For reasons that are now lost to history, I moved to Montana after I quit working for Abercrombie & Fitch. I suppose that there exists a strong sense of community among the families who live and work in the Flathead County resort towns of Whitefish and Kalispell, but I didn’t share in it during my time in that area. Rather, I spent two years living in a state of parallel play alongside the denizens of what struck me as a strange, distant world.
Going to Montana completed a process of reclusion that had begun when my family moved to the eastern wastes of coastal North Carolina. I was still a young boy then, and it’s possible that I could’ve integrated myself into this new environment. In fact, it probably would’ve been beneficial if I had done so. But I didn’t, and instead resisted the development of an accent or any other attachment to the local culture. I was among them, not of them.

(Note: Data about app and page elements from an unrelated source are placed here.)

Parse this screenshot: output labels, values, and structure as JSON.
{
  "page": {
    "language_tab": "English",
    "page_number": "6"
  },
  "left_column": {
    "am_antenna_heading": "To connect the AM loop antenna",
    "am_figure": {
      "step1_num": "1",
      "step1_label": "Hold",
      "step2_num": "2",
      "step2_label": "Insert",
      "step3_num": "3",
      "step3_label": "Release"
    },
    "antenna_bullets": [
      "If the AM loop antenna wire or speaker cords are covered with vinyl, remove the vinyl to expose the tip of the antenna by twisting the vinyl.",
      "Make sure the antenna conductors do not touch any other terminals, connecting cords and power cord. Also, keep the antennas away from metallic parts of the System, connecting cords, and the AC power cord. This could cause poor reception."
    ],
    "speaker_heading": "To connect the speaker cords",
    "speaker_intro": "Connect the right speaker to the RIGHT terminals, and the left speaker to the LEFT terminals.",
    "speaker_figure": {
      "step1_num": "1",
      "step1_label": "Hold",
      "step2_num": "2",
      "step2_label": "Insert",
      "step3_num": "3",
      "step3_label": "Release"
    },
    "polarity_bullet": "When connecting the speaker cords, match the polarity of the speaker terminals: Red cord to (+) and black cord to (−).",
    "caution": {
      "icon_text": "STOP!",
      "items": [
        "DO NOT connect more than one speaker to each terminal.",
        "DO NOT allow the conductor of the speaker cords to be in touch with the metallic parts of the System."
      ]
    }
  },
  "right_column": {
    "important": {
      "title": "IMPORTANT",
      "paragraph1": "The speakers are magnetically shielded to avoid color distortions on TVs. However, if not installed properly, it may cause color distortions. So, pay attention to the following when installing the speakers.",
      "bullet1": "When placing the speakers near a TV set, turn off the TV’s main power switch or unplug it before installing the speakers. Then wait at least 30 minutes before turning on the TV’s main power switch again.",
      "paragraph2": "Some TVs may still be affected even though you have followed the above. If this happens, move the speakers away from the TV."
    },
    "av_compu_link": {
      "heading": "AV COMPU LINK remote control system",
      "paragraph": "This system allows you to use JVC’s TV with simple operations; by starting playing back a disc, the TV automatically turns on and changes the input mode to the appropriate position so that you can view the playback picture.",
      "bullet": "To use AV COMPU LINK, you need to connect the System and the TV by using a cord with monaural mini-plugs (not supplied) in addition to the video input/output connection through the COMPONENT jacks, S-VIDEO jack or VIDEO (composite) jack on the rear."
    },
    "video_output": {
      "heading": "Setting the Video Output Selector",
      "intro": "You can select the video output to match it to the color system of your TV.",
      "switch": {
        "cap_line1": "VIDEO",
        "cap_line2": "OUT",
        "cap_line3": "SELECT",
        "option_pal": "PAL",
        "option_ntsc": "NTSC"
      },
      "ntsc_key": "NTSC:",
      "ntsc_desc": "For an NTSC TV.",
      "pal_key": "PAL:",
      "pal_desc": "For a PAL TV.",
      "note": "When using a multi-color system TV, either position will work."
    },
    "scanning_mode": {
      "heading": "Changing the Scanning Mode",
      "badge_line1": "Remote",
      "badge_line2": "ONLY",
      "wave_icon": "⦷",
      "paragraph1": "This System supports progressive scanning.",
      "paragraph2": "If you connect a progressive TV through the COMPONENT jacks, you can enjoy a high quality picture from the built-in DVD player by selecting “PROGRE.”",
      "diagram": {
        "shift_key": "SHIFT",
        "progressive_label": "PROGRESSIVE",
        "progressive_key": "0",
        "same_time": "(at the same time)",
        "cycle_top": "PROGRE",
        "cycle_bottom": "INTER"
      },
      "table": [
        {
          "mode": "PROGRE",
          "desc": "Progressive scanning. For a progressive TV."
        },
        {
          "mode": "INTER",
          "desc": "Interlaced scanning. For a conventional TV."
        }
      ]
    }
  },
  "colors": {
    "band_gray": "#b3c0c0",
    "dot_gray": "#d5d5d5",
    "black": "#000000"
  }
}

So when I left North Carolina and traveled to Glacier Park, it amounted to going from no place to the middle of nowhere. Sure, I missed my friends and relatives, but my affection for them wasn’t rooted in any affection love for the South. Most of them would eventually leave the state, anyway.
I don’t know what I was expecting in Montana. Did I plan to work as a substitute physical education teacher, or as a debt collector? Did I anticipate joining the UFCW union and launching a high-powered career in stocking produce? Did I figure that I’d be spending lonely night after lonely night in a damp basement, writing some of the worst, most derivative creative nonfiction known to man?
The answer is “of course not”—how could it be anything but?—yet I can’t envision any alternative to these outcomes. In other words, I had to do what I did, because there wasn’t anything else for me to do. I was 19 when I graduated from college, and I wanted nothing so much as time to myself.
I can no more state whether I hated the jobs that I worked while residing there than I can recall a specific memory from my childhood or adolescence. And is that such a strange thing, when you think about it? I believe that I’m simply being honest about an incessant process of memorialization that, decades later, usually results in a distorted picture of one’s own past.
What recollections do stand out from my time in Kalispell, then? Journeying to the farthest-flung and most disturbing corners of what passed for the Internet back in the early 2000s. Exercising at a local gym where drifters and militiamen maintained memberships in order to access to the showers and toilets. And most significant of all: launching the Moustache Club of America, a creative writing project that had grown out of an earlier series of collaborations with my dear friend Ryan Powell.
It was while I worked into the night on the Moustache Club—hidden away along the Canadian borderline, separated from the mainstream of American life—that I began to understand an especially poignant passage in John Barth's short story collection Lost in Funhouse: “He wishes he had never entered the funhouse, but he has...and then he wishes he were dead, but he's not. Therefore he will construct funhouses for others and be their secret operator—though he would rather be among the lovers for whom funhouses are designed.”
For so much of my life, that's how I had felt. Although I never completely figured out what the hell was going on, I certainly wished I hadn't "entered the funhouse." And yet, as I sat there working with Ryan on a meaningful but doomed project that would eventually come to define all of our subsequent work, I realized that there wasn't much I could do about these confused feelings. Nothing, that is, except "construct funhouses for others," which in this case consisted of the corpus I was slowly but surely producing.
It wasn't good writing, at least not at first: it was sloppy, uninteresting, derivative, and overwritten. Much of what appeared on the original website was intended to be funny, but instead wound up coming across to our handful of readers as hurtful and stupid. Nevertheless, ideas and sentences I'd recycle in later years were hashed out over marathon AIM chat sessions conducted back in those bad old days.
After a meaningless nine-hour workday of harassing debtors, refilling the banana rack, or collecting red balls from over-eager middle-schoolers, I'd stumble home, retreat to the basement of my father’s house, fire up my Gateway PC, and start typing away. I'd sit at the keyboard for hours on end, getting rid of much of the bad writing that was left in me. The starkness of that environment in the winter—an environment that I braved only to go to the gym or whatever terrible job I was then holding—facilitated this sort of withdrawal. Sometimes the snow was piled 25 inches high outside the house; sometimes the temperature dropped to 10 or 20 degrees below freezing.
It was, in its peculiar way, a wonderfully stimulating experience. By the time I left Montana in 2004 to attend law school, I’d written hundreds of pages of garbage. I didn't think it was garbage when I wrote it. Yet it was, and now it's gone. I wouldn't be writing anything like that ever again. The original Moustache Club blog endured for two more years, improving somewhat in quality before I pulled the plug on it in 2006.
During the succeeding 12 years, I’ve accomplished a bunch of things I never thought I’d be able to do. Yet I still remain on the outside looking in, still not "among the lovers for whom funhouses are designed."
But oh well. Such worries are kid's stuff. I just needed time to get my shit together. All of us funhouse-builders do, if we are to ever construct our masterpiece.